In 1916, Bedell accepted a remote post in Stevens Village, Alaska, 40 miles (64 km) south of the Arctic Circle. It was located between Fort Yukon and Rampart. She worked alone there for three years with theGwich’in (Koyukon) people, and also helped to form an Episcopal boarding school for rural native children in nearby Tanana, since many children could not travel to local schools. In 1922, Bedell traveled to Portland,Oregon, and was formally ordained as a deaconess.
By 1931, the Great Depression adversely affected fundraising for the school, which depended on outside support. Bedell traveled back to New York to help raise money, and succeeded in raising enough to pay off the school’s debt, but not to continue operations, so it closed.
During her fundraising tours, Bedell visited a Seminole Indian reservation in South Florida. She ended up returning in 1932, revitalizing the Glade Cross mission in Everglades City, which had been established by Bishop William Crane Gray in 1898 and served by medical missionary Dr. William J. Godden until 1914. She also established another mission, Our Savior in Collier City—now part of the city of Marco Island—which moved to Goodland when the former city disbanded in 1957. She worked with whites, African Americans and indigenous people in Southwest Florida for the next three decades.
The native Mikasuki gave Bedell the name Inkoshopie (meaning woman who prays) and learned to appreciate her advice, garden, and business acumen. Aghast at the local men along the Tamiami Trail who wrestled alligators for tourists, Bedell encouraged the tribe’s women to revive the doll-making and basket-weaving skills. She also encouraged them to incorporate their brilliant patchwork designs into clothing for both men and women. She also helped them sell their work to the tourist trade—both through an arrangement with the Collier Company and by negotiating with northern department stores, as well as by fighting the sale of mislabeled import goods in local tourist outlets. Sales from the arts and crafts store at Glades Cross Mission thus helped provide income and improve members’ self-respect, as well as preserve traditional ways.
In 1947, Bedell gave the invocation at President Harry S. Truman’s dedication of Everglades National Park. Although officially retired by the Board of Missions at age 72, she had arranged for the Glades mission to be funded by St. Stephens Episcopal Church in Coconut Grove in 1943 and continued her ministry well into her 80s. In 1960 Hurricane Donna destroyed her home and the Glade Cross mission.
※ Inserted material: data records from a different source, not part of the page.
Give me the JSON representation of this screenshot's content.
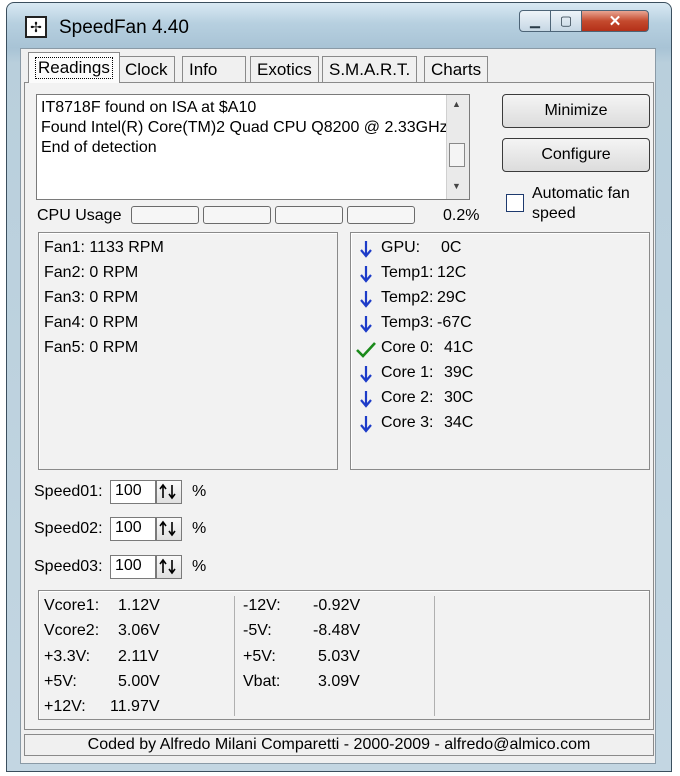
{
  "window": {
    "title": "SpeedFan 4.40",
    "controls": {
      "minimize": "▁",
      "maximize": "▢",
      "close": "✕"
    }
  },
  "tabs": [
    {
      "label": "Readings",
      "active": true
    },
    {
      "label": "Clock"
    },
    {
      "label": "Info"
    },
    {
      "label": "Exotics"
    },
    {
      "label": "S.M.A.R.T."
    },
    {
      "label": "Charts"
    }
  ],
  "log": {
    "lines": [
      "IT8718F found on ISA at $A10",
      "Found Intel(R) Core(TM)2 Quad CPU Q8200 @ 2.33GHz",
      "End of detection"
    ]
  },
  "buttons": {
    "minimize": "Minimize",
    "configure": "Configure"
  },
  "auto_fan": {
    "label_line1": "Automatic fan",
    "label_line2": "speed",
    "checked": false
  },
  "cpu": {
    "label": "CPU Usage",
    "percent": "0.2%",
    "cores": 4
  },
  "fans": [
    "Fan1: 1133 RPM",
    "Fan2: 0 RPM",
    "Fan3: 0 RPM",
    "Fan4: 0 RPM",
    "Fan5: 0 RPM"
  ],
  "temps": [
    {
      "label": "GPU:",
      "value": "0C",
      "status": "down"
    },
    {
      "label": "Temp1:",
      "value": "12C",
      "status": "down"
    },
    {
      "label": "Temp2:",
      "value": "29C",
      "status": "down"
    },
    {
      "label": "Temp3:",
      "value": "-67C",
      "status": "down"
    },
    {
      "label": "Core 0:",
      "value": "41C",
      "status": "ok"
    },
    {
      "label": "Core 1:",
      "value": "39C",
      "status": "down"
    },
    {
      "label": "Core 2:",
      "value": "30C",
      "status": "down"
    },
    {
      "label": "Core 3:",
      "value": "34C",
      "status": "down"
    }
  ],
  "speeds": [
    {
      "label": "Speed01:",
      "value": "100",
      "unit": "%"
    },
    {
      "label": "Speed02:",
      "value": "100",
      "unit": "%"
    },
    {
      "label": "Speed03:",
      "value": "100",
      "unit": "%"
    }
  ],
  "voltages_col1": [
    {
      "label": "Vcore1:",
      "value": "1.12V"
    },
    {
      "label": "Vcore2:",
      "value": "3.06V"
    },
    {
      "label": "+3.3V:",
      "value": "2.11V"
    },
    {
      "label": "+5V:",
      "value": "5.00V"
    },
    {
      "label": "+12V:",
      "value": "11.97V"
    }
  ],
  "voltages_col2": [
    {
      "label": "-12V:",
      "value": "-0.92V"
    },
    {
      "label": "-5V:",
      "value": "-8.48V"
    },
    {
      "label": "+5V:",
      "value": "5.03V"
    },
    {
      "label": "Vbat:",
      "value": "3.09V"
    }
  ],
  "footer": "Coded by Alfredo Milani Comparetti - 2000-2009 - alfredo@almico.com",
  "colors": {
    "arrow": "#1d3cc8",
    "check": "#1a8a1a"
  }
}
In Collier County, strong winds and coastal flooding destroyed 153 homes, severely damaged 409 more, and damaged an additional 1,049. In the aftermath, the county seat was also moved from Everglade to East Naples, Florida, and the Deltona Corporation began developing Marco Island.
Deaconess Bedell was one of the most popular writers in the national Episcopal mission periodical, The Spirit of Missions.
Death and Legacy
After Hurricane Donna, the bishop encouraged the 85-year-old Deaconess Bedell to enter the Bishop Gray Inn in Davenport, where she lived until she was 94, recruiting missionaries, teaching Sunday School and working in the infirmary for many years. She was buried in Forest Hill Cemetery in Haines City in Polk County. She was named a “Great Floridian” and a plaque was erected in her honor at the museum in Everglades City. The Episcopal Diocese of Southwest Florida began celebrating her life on the anniversary of her death, and the January 8 memorial was extended to the Episcopal Church (USA) in 2009. Her papers are held by the State of Florida, which makes many of the photographs available online.